by Alona Liashenko, Liu Hongxia
KIEV, Sept. 25 (Xinhua) -- Political-economic agreements between Ukraine and the European Union (EU) which have strained relations between the two economies and Russia are likely to be nailed down soon, local experts say.
INEVITABLE END AMID HINDRANCE
The chance of sealing the EU-Ukraine Association Agreement and a free trade pact was probably 95 percent or higher, Olesya Yahno, a chief analyst at the Kiev-based Institute of National Strategy, said of the Eastern Partnership Summit due in Lithuania's Vilnius in November.
"Both Ukraine and the EU are interested in signing this document," Yahno told Xinhua on Wednesday.
The majority of states from the 28-member bloc were interested in gaining access to Ukraine's potential customer base of 46 million people, she said.
Approaching Kiev was a geopolitical move by Brussels aimed at reducing Russian influence in the post-Soviet countries, she said.
Meanwhile, some EU countries, in particular Italy and France, see no need to sign the partnership deal with Ukraine.
"The nations of the so-called 'old Europe' are against possible further EU enlargement, fearing a new immigration wave and soaring pressure on national budgets," Yahno said. "Furthermore, some European countries have close ties with Russia and do not want to spoil them."
Yahno expects the Kremlin to try to derail the agreement and keep Ukraine in its orbit through a carrot-and-stick approach: threatening trade sanctions and offering an alternative -- joining the Customs Union (CU) of Russia, Belarus and Kazakhstan.
Her remarks came two days after Russian Prime Minister Dmitry Medvedev said the special partnership between Moscow and Kiev would end if the EU-Ukraine Association Agreement was signed.
"Let them sell their products to Europe, let them try," the Interfax news agency quoted Medvedev as saying, adding it would be impossible to "keep a foot in both worlds, as the Ukrainian authorities want."
Meanwhile, should the association agreement be concluded, relations between Moscow and Kiev would enter a new, more peaceful direction, "because the parties will seek common ground for partnership," Yahno said.
TYMOSHENKO IN THE WAY
However, another Ukrainian analyst believes the agreement is a done deal, saying the case of jailed former prime minister Yulia Tymoshenko is still a problem for Kiev and Brussels.
"Generally speaking, Ukraine has fulfilled almost all EU preconditions for signature.
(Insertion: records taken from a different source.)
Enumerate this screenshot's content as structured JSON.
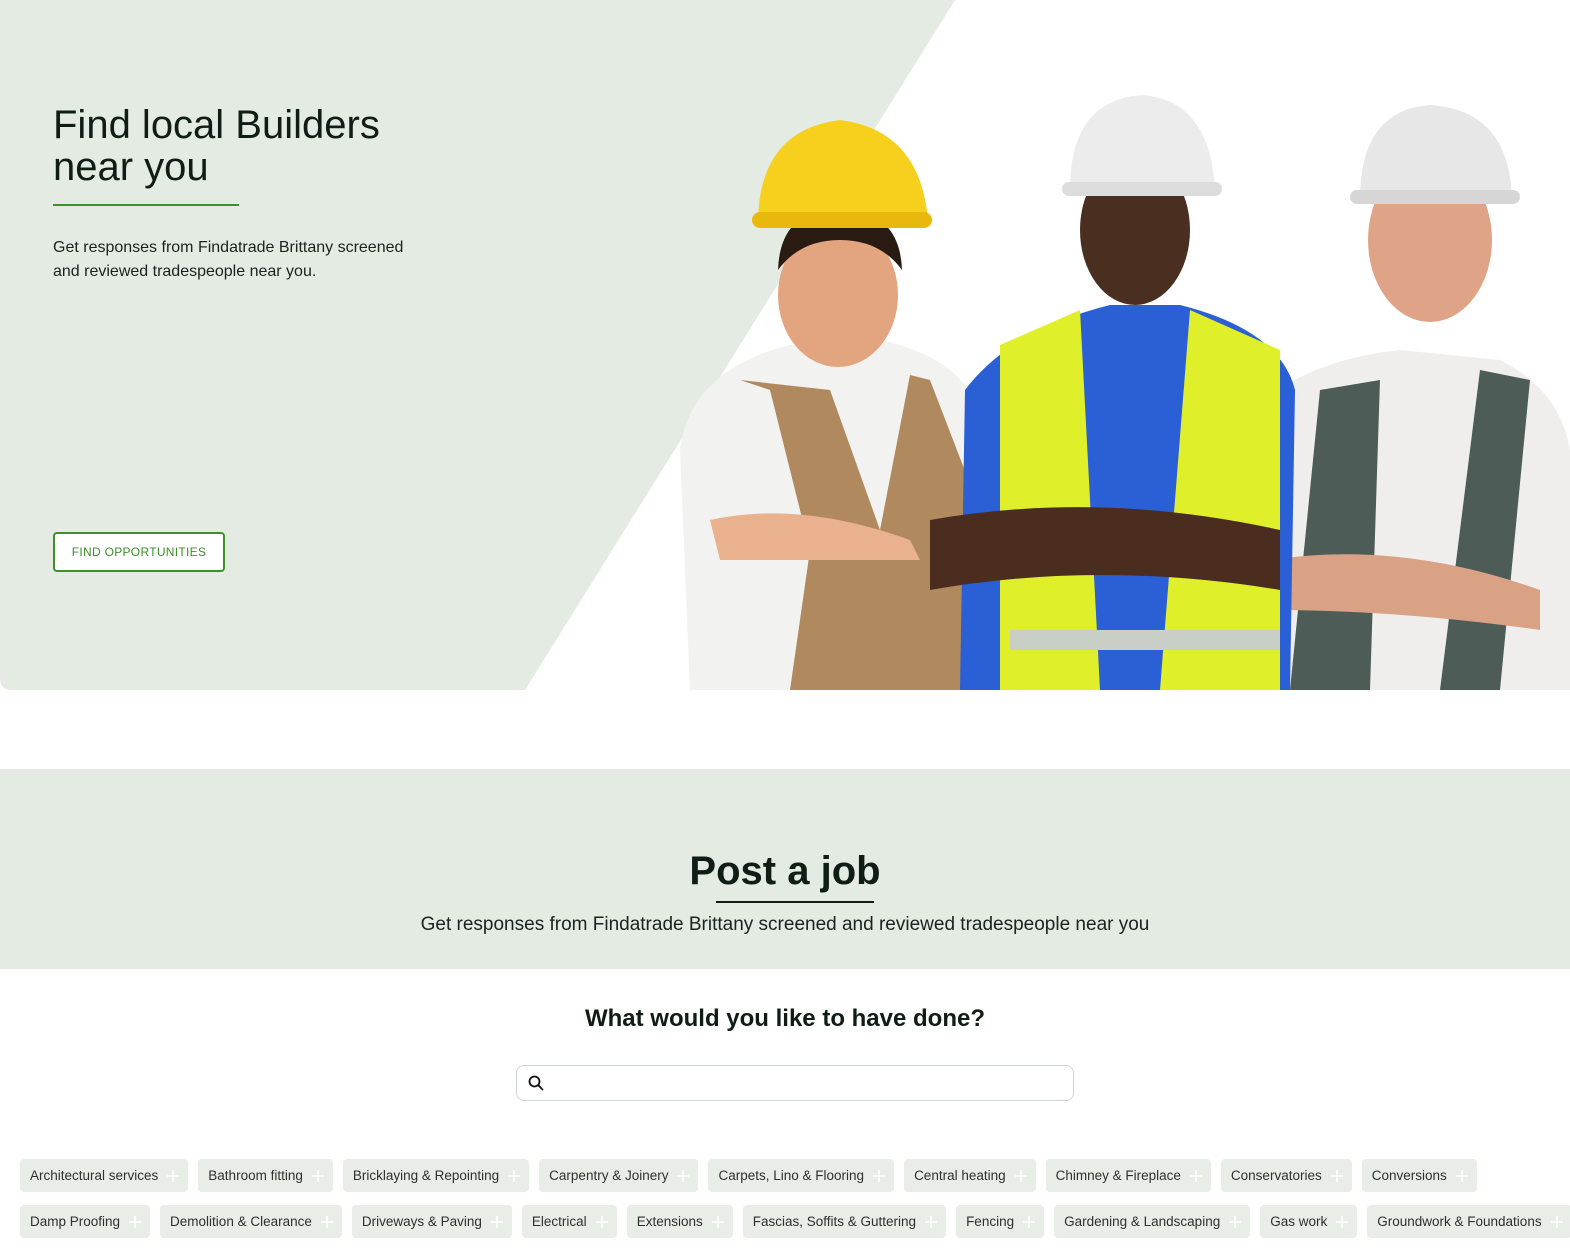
{
  "hero": {
    "title_line1": "Find local Builders",
    "title_line2": "near you",
    "subtitle": "Get responses from Findatrade Brittany screened and reviewed tradespeople near you.",
    "button_label": "FIND OPPORTUNITIES",
    "image_alt": "Three builders in hard hats with arms crossed"
  },
  "post_job": {
    "title": "Post a job",
    "subtitle": "Get responses from Findatrade Brittany screened and reviewed tradespeople near you"
  },
  "search": {
    "question": "What would you like to have done?",
    "value": "",
    "placeholder": ""
  },
  "categories": {
    "row1": [
      "Architectural services",
      "Bathroom fitting",
      "Bricklaying & Repointing",
      "Carpentry & Joinery",
      "Carpets, Lino & Flooring",
      "Central heating",
      "Chimney & Fireplace",
      "Conservatories",
      "Conversions"
    ],
    "row2": [
      "Damp Proofing",
      "Demolition & Clearance",
      "Driveways & Paving",
      "Electrical",
      "Extensions",
      "Fascias, Soffits & Guttering",
      "Fencing",
      "Gardening & Landscaping",
      "Gas work",
      "Groundwork & Foundations"
    ]
  },
  "colors": {
    "accent_green": "#3e8e2a",
    "hero_bg": "#e4ebe2",
    "chip_bg": "#e9ede8"
  },
  "icons": {
    "search": "search-icon",
    "add": "plus-icon"
  }
}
Ukrainian authorities are trying to get around Tymoshenko, but they are unlikely to be able to avoid this matter," Vitaly Bala, Director of the Situations Modeling Agency of Ukraine, told Xinhua.
Tymoshenko, who is said to be suffering severe back pain, is serving a seven-year jail term for abuse of power in a 2009 gas deal with Russia. She has repeatedly called the allegations politically motivated and insisted on her innocence.
"The best option is to allow Tymoshenko to go abroad for her back troubles," the expert said.
Bala acknowledged Ukraine should be ready for increasing pressure from Russia and new propaganda in favor of the CU before the summit. He also did not rule out the EU pushing loudly for Kiev to take its side.
Oleg Ustenko, an economist and Executive Director of the Kiev-based Bleyzer Foundation, agrees with Bala.
Ustenko said he doubted warnings by Swedish Foreign Minister Carl Bildt that Ukraine could face a 40-percent drop in GDP if it joined the Russian-led bloc were justified.
"It is impossible from an economic point of view because the value of Ukraine's exports to the EU form just 12 percent of the country's GDP. Even if Ukraine loses the EU market, joining the CU, such material damage is unfeasible," he said, adding the minister was probably talking about some long-term effect.
Ustenko said signing the agreement would cause complications in relations with the CU and Russia.
"Over a quarter of our exports are shipped to Russia, so any economic barriers will seriously harm Ukrainian exporters," Ustenko said.
However, the expert said the partnership with the EU would encourage investment in the East European country and support its weak economy.